Franklin, who discovered the structure of DNA, did not receive the 1962 Nobel Prize along with her male colleagues, who conveniently neglected to mention that her contribution was the basis of their work. Then there is Celia Payne, the first female Professor of Science in Harvard University, who discovered that the composition of stars was made mostly from hydrogen and helium.

Never heard of her? That’s because her theory was dismissed by the astrometry community upon its initial publication. That is, until four years later, when a man called Henry Norris Russell confirmed her theory and got the credit. These are two examples of women scientists who have been ignored by history, despite the immense importance of their discoveries.

Similarly to Tesla’s recent rebirth of cultural significance, there has also been an increase in the desire to acknowledge the impact women have had on the scientific world. Optimystical Studios, an online company that designs jewellery based on pop-cultural phenomena, have launched a ‘Heroes and Inspirations: Lady Scientists’ jewellery line whereby people can purchase items of jewellery that reflect the amazing scientific work by these women.

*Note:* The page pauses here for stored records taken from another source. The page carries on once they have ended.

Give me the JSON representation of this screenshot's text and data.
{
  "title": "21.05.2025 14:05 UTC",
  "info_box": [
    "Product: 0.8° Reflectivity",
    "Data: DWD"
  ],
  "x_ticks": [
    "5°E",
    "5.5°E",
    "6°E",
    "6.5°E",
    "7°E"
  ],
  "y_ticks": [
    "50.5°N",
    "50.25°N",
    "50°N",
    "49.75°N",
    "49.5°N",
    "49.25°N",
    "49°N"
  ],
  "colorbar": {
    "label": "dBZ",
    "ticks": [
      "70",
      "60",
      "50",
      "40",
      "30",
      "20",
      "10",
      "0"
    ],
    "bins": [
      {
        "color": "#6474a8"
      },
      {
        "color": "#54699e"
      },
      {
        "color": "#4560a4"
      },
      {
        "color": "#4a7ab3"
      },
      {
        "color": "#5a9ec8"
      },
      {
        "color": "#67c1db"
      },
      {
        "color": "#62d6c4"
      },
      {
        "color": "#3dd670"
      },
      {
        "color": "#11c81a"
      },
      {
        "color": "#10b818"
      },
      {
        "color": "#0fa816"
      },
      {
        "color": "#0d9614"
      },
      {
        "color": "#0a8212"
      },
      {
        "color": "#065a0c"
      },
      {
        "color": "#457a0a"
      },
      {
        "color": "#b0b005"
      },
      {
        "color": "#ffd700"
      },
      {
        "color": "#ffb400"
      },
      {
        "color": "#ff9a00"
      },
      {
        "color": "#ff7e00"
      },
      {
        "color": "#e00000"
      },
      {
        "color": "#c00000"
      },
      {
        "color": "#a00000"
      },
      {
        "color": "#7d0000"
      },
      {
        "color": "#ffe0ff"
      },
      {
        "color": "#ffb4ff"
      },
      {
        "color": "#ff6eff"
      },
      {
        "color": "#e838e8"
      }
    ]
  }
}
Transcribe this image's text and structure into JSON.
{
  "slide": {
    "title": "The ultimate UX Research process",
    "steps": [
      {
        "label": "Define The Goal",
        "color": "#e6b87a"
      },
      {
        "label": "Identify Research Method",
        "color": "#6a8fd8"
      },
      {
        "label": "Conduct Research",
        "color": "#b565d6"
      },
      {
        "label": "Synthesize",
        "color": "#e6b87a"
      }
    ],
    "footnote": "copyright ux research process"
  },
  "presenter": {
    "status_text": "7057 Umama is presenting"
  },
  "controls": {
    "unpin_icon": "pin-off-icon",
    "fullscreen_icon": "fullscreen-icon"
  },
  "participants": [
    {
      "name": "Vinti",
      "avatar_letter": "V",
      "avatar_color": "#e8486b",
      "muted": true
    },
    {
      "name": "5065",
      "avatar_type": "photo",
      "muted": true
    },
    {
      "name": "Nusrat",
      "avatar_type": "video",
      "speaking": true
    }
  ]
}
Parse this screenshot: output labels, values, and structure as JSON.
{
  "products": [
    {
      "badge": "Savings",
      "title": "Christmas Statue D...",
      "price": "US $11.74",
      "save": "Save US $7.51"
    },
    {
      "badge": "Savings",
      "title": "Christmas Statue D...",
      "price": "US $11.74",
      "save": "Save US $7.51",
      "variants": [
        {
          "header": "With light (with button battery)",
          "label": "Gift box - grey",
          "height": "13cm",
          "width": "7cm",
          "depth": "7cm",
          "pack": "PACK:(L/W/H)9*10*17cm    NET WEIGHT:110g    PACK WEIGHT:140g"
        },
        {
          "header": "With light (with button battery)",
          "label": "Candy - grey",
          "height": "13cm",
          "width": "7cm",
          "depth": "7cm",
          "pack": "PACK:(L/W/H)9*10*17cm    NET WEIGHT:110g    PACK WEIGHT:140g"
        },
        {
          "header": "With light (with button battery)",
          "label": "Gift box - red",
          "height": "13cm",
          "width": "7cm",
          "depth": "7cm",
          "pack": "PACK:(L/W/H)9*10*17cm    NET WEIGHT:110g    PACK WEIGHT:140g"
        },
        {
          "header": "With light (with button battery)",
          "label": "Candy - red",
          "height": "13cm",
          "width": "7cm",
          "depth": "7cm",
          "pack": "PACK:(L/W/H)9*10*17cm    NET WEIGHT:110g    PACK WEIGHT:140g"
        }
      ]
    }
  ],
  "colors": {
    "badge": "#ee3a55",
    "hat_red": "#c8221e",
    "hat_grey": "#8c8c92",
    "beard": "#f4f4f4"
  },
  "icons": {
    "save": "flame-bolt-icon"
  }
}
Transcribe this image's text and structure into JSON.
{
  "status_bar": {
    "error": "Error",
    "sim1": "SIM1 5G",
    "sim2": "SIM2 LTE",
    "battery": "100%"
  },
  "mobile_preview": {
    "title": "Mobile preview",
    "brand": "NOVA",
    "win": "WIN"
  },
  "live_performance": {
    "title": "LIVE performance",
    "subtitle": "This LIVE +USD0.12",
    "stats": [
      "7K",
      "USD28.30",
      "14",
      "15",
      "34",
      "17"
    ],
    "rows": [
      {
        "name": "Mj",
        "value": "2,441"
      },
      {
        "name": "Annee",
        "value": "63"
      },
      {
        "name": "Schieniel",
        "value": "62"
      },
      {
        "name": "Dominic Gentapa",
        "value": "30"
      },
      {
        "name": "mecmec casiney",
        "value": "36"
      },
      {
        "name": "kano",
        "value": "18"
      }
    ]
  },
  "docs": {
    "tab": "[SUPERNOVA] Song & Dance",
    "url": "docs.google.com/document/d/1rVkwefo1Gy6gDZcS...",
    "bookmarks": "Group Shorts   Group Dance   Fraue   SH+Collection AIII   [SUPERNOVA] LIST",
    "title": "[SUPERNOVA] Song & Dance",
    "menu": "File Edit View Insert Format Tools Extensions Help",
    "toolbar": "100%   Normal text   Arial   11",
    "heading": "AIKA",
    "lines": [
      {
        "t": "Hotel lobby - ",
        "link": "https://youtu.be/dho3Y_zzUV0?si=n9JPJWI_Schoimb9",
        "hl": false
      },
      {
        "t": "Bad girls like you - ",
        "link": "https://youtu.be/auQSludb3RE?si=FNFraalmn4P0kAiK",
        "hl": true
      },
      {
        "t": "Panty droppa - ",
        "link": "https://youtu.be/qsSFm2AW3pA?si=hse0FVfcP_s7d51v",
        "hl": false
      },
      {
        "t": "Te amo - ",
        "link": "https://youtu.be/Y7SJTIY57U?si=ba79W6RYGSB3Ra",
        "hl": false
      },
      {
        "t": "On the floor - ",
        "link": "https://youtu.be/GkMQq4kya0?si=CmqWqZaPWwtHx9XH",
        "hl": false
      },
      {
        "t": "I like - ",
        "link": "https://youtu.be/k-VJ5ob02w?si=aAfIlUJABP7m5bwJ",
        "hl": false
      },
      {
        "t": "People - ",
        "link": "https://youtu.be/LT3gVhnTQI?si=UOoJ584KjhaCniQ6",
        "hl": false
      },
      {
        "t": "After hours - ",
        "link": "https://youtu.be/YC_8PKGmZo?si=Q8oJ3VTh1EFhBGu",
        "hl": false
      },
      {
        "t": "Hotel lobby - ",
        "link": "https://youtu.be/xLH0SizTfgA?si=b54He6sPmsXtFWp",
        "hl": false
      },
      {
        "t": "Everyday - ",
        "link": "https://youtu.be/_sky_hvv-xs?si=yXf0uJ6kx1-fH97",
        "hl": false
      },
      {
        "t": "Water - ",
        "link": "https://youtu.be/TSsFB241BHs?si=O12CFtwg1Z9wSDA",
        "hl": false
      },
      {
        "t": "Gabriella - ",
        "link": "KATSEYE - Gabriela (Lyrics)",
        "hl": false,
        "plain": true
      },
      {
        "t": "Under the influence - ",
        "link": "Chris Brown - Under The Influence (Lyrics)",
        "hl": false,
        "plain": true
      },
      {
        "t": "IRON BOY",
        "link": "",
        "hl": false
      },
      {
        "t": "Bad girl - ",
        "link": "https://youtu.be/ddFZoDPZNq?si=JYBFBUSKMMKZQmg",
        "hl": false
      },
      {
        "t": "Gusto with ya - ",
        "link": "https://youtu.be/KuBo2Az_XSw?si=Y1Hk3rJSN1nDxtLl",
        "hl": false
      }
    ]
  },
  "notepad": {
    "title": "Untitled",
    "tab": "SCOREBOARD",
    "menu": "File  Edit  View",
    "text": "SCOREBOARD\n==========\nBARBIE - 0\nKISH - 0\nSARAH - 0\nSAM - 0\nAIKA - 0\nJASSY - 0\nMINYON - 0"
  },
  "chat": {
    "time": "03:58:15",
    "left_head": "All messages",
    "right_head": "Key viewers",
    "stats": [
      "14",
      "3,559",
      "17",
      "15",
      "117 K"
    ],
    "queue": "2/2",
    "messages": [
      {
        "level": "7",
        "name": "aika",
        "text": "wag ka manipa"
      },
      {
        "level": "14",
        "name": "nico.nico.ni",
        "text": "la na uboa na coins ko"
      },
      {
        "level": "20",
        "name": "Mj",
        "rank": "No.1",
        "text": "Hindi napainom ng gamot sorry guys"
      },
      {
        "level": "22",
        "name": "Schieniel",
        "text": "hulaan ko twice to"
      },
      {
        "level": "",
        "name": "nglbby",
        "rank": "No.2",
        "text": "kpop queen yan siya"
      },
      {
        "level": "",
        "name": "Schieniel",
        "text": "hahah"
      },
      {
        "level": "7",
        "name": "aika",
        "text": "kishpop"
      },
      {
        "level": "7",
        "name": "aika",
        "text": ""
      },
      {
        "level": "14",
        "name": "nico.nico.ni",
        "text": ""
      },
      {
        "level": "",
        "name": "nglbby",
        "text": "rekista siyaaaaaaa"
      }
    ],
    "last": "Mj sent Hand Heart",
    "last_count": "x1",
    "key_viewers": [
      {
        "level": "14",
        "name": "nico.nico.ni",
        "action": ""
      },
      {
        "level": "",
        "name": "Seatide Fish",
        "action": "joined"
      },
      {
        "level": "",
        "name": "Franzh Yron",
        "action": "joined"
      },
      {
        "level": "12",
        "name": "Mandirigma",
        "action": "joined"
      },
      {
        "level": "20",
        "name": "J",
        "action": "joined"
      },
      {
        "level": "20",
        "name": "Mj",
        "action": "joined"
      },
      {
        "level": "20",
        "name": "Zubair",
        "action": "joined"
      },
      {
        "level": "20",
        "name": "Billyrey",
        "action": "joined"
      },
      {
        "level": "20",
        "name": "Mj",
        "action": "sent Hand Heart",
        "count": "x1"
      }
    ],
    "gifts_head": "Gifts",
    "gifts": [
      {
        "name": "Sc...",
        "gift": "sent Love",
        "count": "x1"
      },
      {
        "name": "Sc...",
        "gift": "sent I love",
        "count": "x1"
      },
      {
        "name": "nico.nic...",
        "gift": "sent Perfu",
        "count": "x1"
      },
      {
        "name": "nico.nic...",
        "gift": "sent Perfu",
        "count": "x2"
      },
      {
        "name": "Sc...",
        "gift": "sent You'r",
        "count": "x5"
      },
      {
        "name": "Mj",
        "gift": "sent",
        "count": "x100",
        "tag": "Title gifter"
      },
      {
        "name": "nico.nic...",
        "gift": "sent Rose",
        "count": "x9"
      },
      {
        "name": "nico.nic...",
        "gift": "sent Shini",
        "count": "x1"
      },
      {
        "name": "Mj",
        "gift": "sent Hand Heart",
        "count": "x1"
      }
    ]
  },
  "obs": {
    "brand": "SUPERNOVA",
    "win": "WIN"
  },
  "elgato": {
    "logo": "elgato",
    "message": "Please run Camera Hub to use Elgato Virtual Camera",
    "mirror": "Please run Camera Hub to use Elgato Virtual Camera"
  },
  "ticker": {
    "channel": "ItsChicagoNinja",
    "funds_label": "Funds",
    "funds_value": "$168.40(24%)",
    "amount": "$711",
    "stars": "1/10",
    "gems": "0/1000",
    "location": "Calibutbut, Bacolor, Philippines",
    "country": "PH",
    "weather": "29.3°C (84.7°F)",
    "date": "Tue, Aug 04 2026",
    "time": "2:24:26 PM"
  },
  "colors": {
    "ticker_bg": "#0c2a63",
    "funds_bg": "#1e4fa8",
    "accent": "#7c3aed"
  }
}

In their mission statement they write, “Albert Einstein, with his crazy hair and inspirational quotes, has been the king of the popular scientist. We’d like to change that. Each of the ladies of science we’ll be introducing has just as much claim on the throne as Albert.” It’s a great start, but is it enough?

The main problem is rooted in our historical and cultural view of the sciences as a ‘male-only’ area of discovery. This outdated view is being reflected in the gender gap in scientific studies today, with 59% of graduating third-level science students being male.

While the statistics of women graduating with science degrees and holding high-level jobs in their particular field of science have shown a slight increase over the past two decades, the numbers still remain mournfully low. This is perhaps to be expected with the underrepresentation of female scientists and inventors in our history books and current media.

This lack of acknowledgement in all forms of media is stifling the curiosity of a young generation of girls pursuing a career in science. The world around us and the enthusiasm to learn as much as we can should have no gender constrictions.

We must translate this ungendered desire to discover the world around us in our recognition of women scientists and their contributions to the world, alongside the ones of their male counterparts. To all the women scientists out there who have lead the way for others, we salute you.

The Google Doodle celebrating Ada Lovelace’s 197th Birthday on the 10th December 2012.